There was a controversial article among the yoga community that came out in the New York Times Magazine last week, titled How Yoga Can Wreck Your Body. Before you get scared and swear off yoga forever, if you remember this one thing you will be just fine: LISTEN TO YOUR BODY. Any physical activity can cause injury (as can crossing the street, for that matter!) -- the key is being mindful in your practice. Yoga is not about competing with other students, contorting yourself just to please your teacher or proving to yourself that you are, in fact, the pretzel you are envisioning in your head on a day where your body just doesn't want to go there.Only you can know how you are feeling. If something doesn't feel right, stop and move into down-dog or child's pose. (That said, sometimes it can be good to push through perceived blocks or challenges -- but there's a big difference between that and pain that is about to cause bodily injury).
Pain is an information system. Consider my teacher, Ganga White's principle about "Surfing the Edges." In his book Yoga Beyond Belief Ganga describes how we all have edges of strenth, flexibility, balance, endurance, fear and pain. "Every yoga posture has different levels and intensities of engagement, and every body has its own limits. You can learn to adjust and modulate these levels by 'surfing the edges' to get different effects and benefits."
During your practice, you do not need to pushevery edge every time . . . or any time! Sometimes you will only go to 60% of an edge.
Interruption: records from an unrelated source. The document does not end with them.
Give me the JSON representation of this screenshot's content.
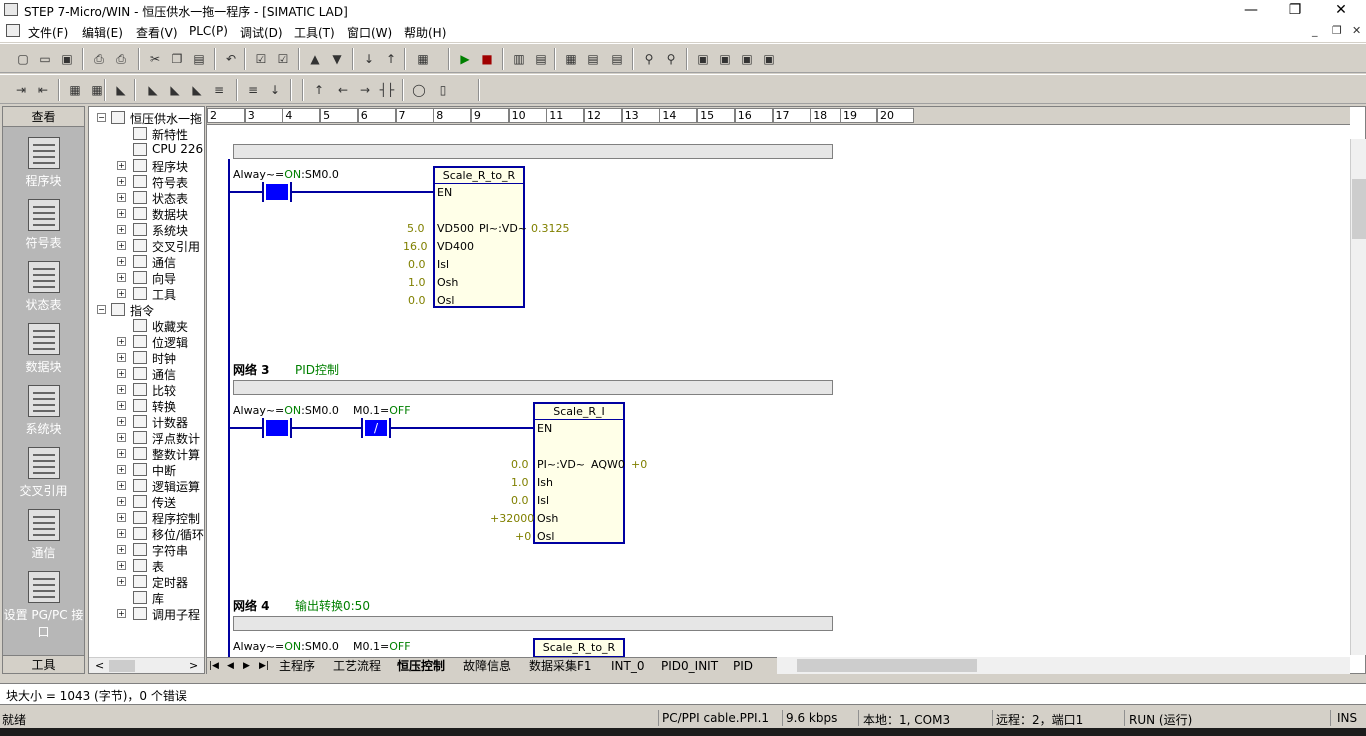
{
  "window": {
    "title": "STEP 7-Micro/WIN - 恒压供水一拖一程序 - [SIMATIC LAD]",
    "controls": {
      "minimize": "—",
      "restore": "❐",
      "close": "✕"
    }
  },
  "menu": {
    "items": [
      "文件(F)",
      "编辑(E)",
      "查看(V)",
      "PLC(P)",
      "调试(D)",
      "工具(T)",
      "窗口(W)",
      "帮助(H)"
    ],
    "mdi_controls": {
      "minimize": "_",
      "restore": "❐",
      "close": "✕"
    }
  },
  "toolbar1": {
    "icons": [
      "new-icon",
      "open-icon",
      "save-icon",
      "print-icon",
      "print-preview-icon",
      "cut-icon",
      "copy-icon",
      "paste-icon",
      "undo-icon",
      "compile-icon",
      "compile-all-icon",
      "upload-icon",
      "download-icon",
      "sort-ascending-icon",
      "sort-descending-icon",
      "options-icon",
      "run-icon",
      "stop-icon",
      "program-status-icon",
      "trend-icon",
      "status-chart-icon",
      "chart-single-read-icon",
      "chart-write-icon",
      "force-icon",
      "unforce-icon",
      "lock-icon",
      "unlock-icon",
      "read-all-forced-icon",
      "read-forced-icon"
    ]
  },
  "toolbar2": {
    "icons": [
      "insert-network-icon",
      "delete-network-icon",
      "toggle-poe-icon",
      "symbol-table-icon",
      "bookmark-icon",
      "next-bookmark-icon",
      "prev-bookmark-icon",
      "clear-bookmarks-icon",
      "apply-symbols-icon",
      "symbol-info-icon",
      "line-down-icon",
      "line-up-icon",
      "line-left-icon",
      "line-right-icon",
      "contact-icon",
      "coil-icon",
      "box-icon"
    ]
  },
  "navbar": {
    "header": "查看",
    "footer": "工具",
    "items": [
      {
        "label": "程序块",
        "icon": "program-block-icon"
      },
      {
        "label": "符号表",
        "icon": "symbol-table-icon"
      },
      {
        "label": "状态表",
        "icon": "status-chart-icon"
      },
      {
        "label": "数据块",
        "icon": "data-block-icon"
      },
      {
        "label": "系统块",
        "icon": "system-block-icon"
      },
      {
        "label": "交叉引用",
        "icon": "cross-reference-icon"
      },
      {
        "label": "通信",
        "icon": "communications-icon"
      },
      {
        "label": "设置 PG/PC 接口",
        "icon": "set-pgpc-icon"
      }
    ]
  },
  "tree": {
    "items": [
      {
        "label": "恒压供水一拖",
        "pm": "⊟",
        "level": 0
      },
      {
        "label": "新特性",
        "pm": "",
        "level": 1
      },
      {
        "label": "CPU 226",
        "pm": "",
        "level": 1
      },
      {
        "label": "程序块",
        "pm": "⊞",
        "level": 1
      },
      {
        "label": "符号表",
        "pm": "⊞",
        "level": 1
      },
      {
        "label": "状态表",
        "pm": "⊞",
        "level": 1
      },
      {
        "label": "数据块",
        "pm": "⊞",
        "level": 1
      },
      {
        "label": "系统块",
        "pm": "⊞",
        "level": 1
      },
      {
        "label": "交叉引用",
        "pm": "⊞",
        "level": 1
      },
      {
        "label": "通信",
        "pm": "⊞",
        "level": 1
      },
      {
        "label": "向导",
        "pm": "⊞",
        "level": 1
      },
      {
        "label": "工具",
        "pm": "⊞",
        "level": 1
      },
      {
        "label": "指令",
        "pm": "⊟",
        "level": 0
      },
      {
        "label": "收藏夹",
        "pm": "",
        "level": 1
      },
      {
        "label": "位逻辑",
        "pm": "⊞",
        "level": 1
      },
      {
        "label": "时钟",
        "pm": "⊞",
        "level": 1
      },
      {
        "label": "通信",
        "pm": "⊞",
        "level": 1
      },
      {
        "label": "比较",
        "pm": "⊞",
        "level": 1
      },
      {
        "label": "转换",
        "pm": "⊞",
        "level": 1
      },
      {
        "label": "计数器",
        "pm": "⊞",
        "level": 1
      },
      {
        "label": "浮点数计",
        "pm": "⊞",
        "level": 1
      },
      {
        "label": "整数计算",
        "pm": "⊞",
        "level": 1
      },
      {
        "label": "中断",
        "pm": "⊞",
        "level": 1
      },
      {
        "label": "逻辑运算",
        "pm": "⊞",
        "level": 1
      },
      {
        "label": "传送",
        "pm": "⊞",
        "level": 1
      },
      {
        "label": "程序控制",
        "pm": "⊞",
        "level": 1
      },
      {
        "label": "移位/循环",
        "pm": "⊞",
        "level": 1
      },
      {
        "label": "字符串",
        "pm": "⊞",
        "level": 1
      },
      {
        "label": "表",
        "pm": "⊞",
        "level": 1
      },
      {
        "label": "定时器",
        "pm": "⊞",
        "level": 1
      },
      {
        "label": "库",
        "pm": "",
        "level": 1
      },
      {
        "label": "调用子程",
        "pm": "⊞",
        "level": 1
      }
    ],
    "scroll_left": "<",
    "scroll_right": ">"
  },
  "ruler": {
    "cells": [
      "2",
      "3",
      "4",
      "5",
      "6",
      "7",
      "8",
      "9",
      "10",
      "11",
      "12",
      "13",
      "14",
      "15",
      "16",
      "17",
      "18",
      "19",
      "20"
    ]
  },
  "ladder": {
    "net2": {
      "contact_label": "Alway~=ON:SM0.0",
      "contact_prefix": "Alway~=",
      "contact_state": "ON",
      "contact_addr": ":SM0.0",
      "box_title": "Scale_R_to_R",
      "en": "EN",
      "pins": [
        {
          "value": "5.0",
          "name": "VD500"
        },
        {
          "value": "16.0",
          "name": "VD400"
        },
        {
          "value": "0.0",
          "name": "Isl"
        },
        {
          "value": "1.0",
          "name": "Osh"
        },
        {
          "value": "0.0",
          "name": "Osl"
        }
      ],
      "output_name": "PI~:VD~",
      "output_value": "0.3125"
    },
    "net3": {
      "title": "网络 3",
      "comment": "PID控制",
      "contact1_prefix": "Alway~=",
      "contact1_state": "ON",
      "contact1_addr": ":SM0.0",
      "contact2_prefix": "M0.1=",
      "contact2_state": "OFF",
      "box_title": "Scale_R_I",
      "en": "EN",
      "pins": [
        {
          "value": "0.0",
          "name": "PI~:VD~"
        },
        {
          "value": "1.0",
          "name": "Ish"
        },
        {
          "value": "0.0",
          "name": "Isl"
        },
        {
          "value": "+32000",
          "name": "Osh"
        },
        {
          "value": "+0",
          "name": "Osl"
        }
      ],
      "output_name": "AQW0",
      "output_value": "+0",
      "neg_symbol": "/"
    },
    "net4": {
      "title": "网络 4",
      "comment": "输出转换0:50",
      "contact1_prefix": "Alway~=",
      "contact1_state": "ON",
      "contact1_addr": ":SM0.0",
      "contact2_prefix": "M0.1=",
      "contact2_state": "OFF",
      "box_title": "Scale_R_to_R"
    }
  },
  "tabs": {
    "nav": [
      "|◀",
      "◀",
      "▶",
      "▶|"
    ],
    "items": [
      "主程序",
      "工艺流程",
      "恒压控制",
      "故障信息",
      "数据采集F1",
      "INT_0",
      "PID0_INIT",
      "PID"
    ],
    "active": "恒压控制"
  },
  "message": "块大小 = 1043 (字节)，0 个错误",
  "status": {
    "ready": "就绪",
    "cable": "PC/PPI cable.PPI.1",
    "speed": "9.6 kbps",
    "local": "本地：1, COM3",
    "remote": "远程：2，端口1",
    "mode": "RUN (运行)",
    "ins": "INS"
  },
  "colors": {
    "wire": "#0000a0",
    "contact_on": "#0000ff",
    "status_green": "#008000",
    "value_olive": "#808000"
  }
}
Sometimes you will go to 80% and pull back. Or you'll breathe into a pose and realize you have room to deepen or experiment further. Do what feels right, and know the difference between a good stretch or challenging pose versus one that is actively causing pain. Ganga puts it really well when he says, "Each time you begin your practice, pay particular attention to where your edges are that day. Edges are on the move constantly, day to day and breath to breath. Every day you have a different body."